I have it on good authority that the Library District has a respectable selection of music CDs for all such dance party occasions.
Also known as… the loose parts bin (at my house)!
Lisa Daly and Miriam Beloglovsky, authors of Loose Parts and Loose Parts 2, offer a myriad of ideas to use materials most of us already have or can easily obtain. I like to have some of these types of things around the house for my almost three year old to play with whenever the inspiration hits him.
We keep toilet paper rolls that have become everything from tunnels for cars to eyeglasses.
We have scarves that I picked up at a garage sale last summer. We have used them as headwear and rugs and for hiding places and throwing games.
Really, this is a fun game of whatever. Bits of yarn? Great. A lone sock or mitten? Perfect! Old CDs, wooden spoons, large beads, old phones? Really, everything could work here.
It can be challenging to keep little minds and hands occupied indoors when they’d rather be playing outdoors.
Wait, what am I saying? It can be challenging to keep my own mind occupied when I’d rather be playing outdoors!
These ideas have all been vetted by my own busy little one, and we both hope that you’ll be able to make use of some of them to keep the cabin fever at bay.

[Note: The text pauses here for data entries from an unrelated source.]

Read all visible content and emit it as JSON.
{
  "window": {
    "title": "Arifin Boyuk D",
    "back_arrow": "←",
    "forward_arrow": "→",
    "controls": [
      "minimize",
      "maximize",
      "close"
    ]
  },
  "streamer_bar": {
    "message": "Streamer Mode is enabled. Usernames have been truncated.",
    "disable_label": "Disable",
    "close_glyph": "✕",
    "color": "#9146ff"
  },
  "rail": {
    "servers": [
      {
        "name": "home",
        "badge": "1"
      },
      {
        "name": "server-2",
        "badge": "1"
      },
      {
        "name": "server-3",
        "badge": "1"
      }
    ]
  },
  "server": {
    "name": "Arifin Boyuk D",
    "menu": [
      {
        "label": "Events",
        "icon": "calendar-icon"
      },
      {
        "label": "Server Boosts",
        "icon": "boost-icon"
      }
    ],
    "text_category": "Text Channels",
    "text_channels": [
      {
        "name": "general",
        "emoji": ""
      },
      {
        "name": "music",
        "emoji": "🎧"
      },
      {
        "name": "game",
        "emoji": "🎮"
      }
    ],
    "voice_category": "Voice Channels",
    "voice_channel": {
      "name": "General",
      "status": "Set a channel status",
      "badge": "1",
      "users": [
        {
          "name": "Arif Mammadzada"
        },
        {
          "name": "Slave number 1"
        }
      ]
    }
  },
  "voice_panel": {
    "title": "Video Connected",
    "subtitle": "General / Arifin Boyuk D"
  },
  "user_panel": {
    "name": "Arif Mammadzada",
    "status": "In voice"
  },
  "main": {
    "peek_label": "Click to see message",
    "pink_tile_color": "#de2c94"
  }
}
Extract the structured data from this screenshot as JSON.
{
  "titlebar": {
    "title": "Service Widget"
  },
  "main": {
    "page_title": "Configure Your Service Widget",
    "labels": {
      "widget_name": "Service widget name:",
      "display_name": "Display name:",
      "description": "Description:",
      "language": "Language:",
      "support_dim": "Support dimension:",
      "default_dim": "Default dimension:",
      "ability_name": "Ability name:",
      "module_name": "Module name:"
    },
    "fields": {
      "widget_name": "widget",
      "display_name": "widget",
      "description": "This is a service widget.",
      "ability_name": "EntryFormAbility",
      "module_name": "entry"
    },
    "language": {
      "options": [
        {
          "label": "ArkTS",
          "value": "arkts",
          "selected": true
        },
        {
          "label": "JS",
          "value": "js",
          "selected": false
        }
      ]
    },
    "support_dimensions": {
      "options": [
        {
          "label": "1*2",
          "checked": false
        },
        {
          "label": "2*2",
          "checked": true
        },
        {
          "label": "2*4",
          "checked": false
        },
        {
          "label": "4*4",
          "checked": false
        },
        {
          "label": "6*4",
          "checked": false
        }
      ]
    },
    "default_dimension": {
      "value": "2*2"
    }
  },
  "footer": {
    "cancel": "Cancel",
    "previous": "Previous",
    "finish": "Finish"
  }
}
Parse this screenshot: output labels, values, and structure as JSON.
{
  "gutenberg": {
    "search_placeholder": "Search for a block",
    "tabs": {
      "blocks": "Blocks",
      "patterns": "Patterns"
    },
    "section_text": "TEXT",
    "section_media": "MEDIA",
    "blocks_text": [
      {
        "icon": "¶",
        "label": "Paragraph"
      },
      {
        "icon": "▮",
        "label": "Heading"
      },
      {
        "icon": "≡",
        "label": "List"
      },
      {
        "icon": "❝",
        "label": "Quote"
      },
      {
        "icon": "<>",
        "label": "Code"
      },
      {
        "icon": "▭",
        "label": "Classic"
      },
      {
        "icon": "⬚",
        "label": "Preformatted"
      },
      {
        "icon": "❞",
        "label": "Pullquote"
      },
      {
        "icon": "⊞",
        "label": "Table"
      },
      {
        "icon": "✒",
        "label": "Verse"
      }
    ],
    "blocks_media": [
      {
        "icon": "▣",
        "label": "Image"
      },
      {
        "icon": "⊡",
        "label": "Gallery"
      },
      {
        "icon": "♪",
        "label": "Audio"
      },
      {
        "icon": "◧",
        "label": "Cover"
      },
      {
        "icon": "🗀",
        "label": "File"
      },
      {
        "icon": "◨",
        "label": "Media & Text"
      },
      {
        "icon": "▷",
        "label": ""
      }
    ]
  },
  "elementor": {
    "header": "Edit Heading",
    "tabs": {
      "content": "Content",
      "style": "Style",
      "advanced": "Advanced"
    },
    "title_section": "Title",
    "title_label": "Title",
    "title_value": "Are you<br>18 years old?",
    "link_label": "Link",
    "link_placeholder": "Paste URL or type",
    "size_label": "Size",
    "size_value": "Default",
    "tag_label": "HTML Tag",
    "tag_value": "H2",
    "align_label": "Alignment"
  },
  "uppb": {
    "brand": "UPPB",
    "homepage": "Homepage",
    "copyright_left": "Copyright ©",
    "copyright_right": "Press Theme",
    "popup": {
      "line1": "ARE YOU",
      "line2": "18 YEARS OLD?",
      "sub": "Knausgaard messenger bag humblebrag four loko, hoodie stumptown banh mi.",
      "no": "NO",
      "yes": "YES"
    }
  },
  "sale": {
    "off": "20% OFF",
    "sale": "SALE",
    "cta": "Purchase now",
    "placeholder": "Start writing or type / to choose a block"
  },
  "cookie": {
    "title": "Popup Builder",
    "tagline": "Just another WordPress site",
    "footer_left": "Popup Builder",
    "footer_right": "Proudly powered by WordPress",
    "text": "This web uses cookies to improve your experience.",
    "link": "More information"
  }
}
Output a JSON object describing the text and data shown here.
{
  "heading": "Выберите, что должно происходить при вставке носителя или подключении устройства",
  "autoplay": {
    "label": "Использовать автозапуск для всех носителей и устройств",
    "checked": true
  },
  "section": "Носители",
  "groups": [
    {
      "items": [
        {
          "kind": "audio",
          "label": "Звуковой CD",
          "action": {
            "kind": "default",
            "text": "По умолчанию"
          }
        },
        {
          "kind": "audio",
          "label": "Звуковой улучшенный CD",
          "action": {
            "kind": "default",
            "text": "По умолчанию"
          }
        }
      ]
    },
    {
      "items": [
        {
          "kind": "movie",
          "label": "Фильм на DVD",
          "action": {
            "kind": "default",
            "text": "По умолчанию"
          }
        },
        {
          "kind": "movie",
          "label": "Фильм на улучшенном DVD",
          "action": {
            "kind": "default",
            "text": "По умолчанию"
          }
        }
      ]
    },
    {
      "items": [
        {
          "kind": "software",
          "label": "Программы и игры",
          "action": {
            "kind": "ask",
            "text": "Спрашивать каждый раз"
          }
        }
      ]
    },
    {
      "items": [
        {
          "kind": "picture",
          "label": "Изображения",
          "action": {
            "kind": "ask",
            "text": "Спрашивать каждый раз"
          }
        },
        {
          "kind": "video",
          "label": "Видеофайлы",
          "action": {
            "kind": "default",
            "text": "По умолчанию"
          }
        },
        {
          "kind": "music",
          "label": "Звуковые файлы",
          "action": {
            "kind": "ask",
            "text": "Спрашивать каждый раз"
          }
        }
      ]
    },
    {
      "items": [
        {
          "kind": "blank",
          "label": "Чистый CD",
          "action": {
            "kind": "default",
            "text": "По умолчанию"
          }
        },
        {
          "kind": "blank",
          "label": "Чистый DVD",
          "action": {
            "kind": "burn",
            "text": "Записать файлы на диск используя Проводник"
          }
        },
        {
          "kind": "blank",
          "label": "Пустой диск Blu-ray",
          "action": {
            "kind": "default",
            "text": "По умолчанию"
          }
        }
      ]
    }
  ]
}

If you’re looking for further inspiration, here are some great resources I have been reading:
Tags: activities, caregivers, cars, clean up, cotton balls, dancing, early learning, finger painting, flour, grandparents, indoor, infants, kids, loose parts, magnets, miscellaneous, parents, play, Play-Doh, pom-poms, preschoolers, rice, tape, teachers, toddlers, trucks, water